The New Jersey legislature is at work on a bill that would dramatically increase that state’s reliance on renewable energy to 80 percent while decreasing energy consumption by 30 percent. Both targets would be achieved by 2050. The bill in progress is the work of legislators, energy executives, lobbyists, and other stakeholders, who are concerned that the state is making little progress in reducing greenhouse gas emissions. New Jersey’s solar sector growth has slowed, and the state’s goal of building 1,100 megawatts of offshore wind power by 2020 is far behind schedule.
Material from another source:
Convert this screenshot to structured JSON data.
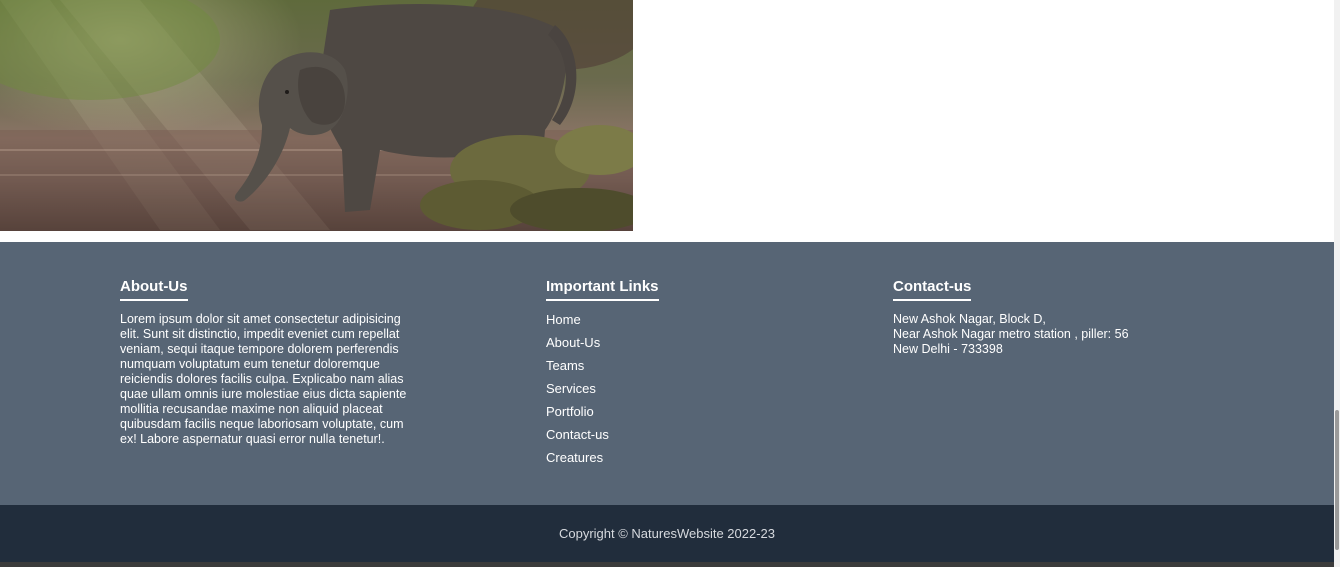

To address this problem, the “Renewable Energy Transition Act” would contain provisions to fundamentally change how energy markets work in New Jersey. The most contentious issue is decoupling. Decoupling is a rate mechanism that separates the utility’s fixed cost recovery for maintaining its system from the amount of electricity or gas it sells to customers. Instead, rates would be based on the total number of customers it serves. While the proposed bill does not yet include a provision for decoupling, experts argue that it’s the only way to persuade utilities to get customers to reduce energy usage, ensuring that savings for gas and electricity ratepayers will not hurt a power company’s bottom line. On the other hand, there has been near unanimous agreement among all involved that reducing energy consumption is the best way to address global climate change. For New Jersey, the most densely populated state in the country, planning a more sustainable, pollution-free future is a critical choice.
Article by John Howell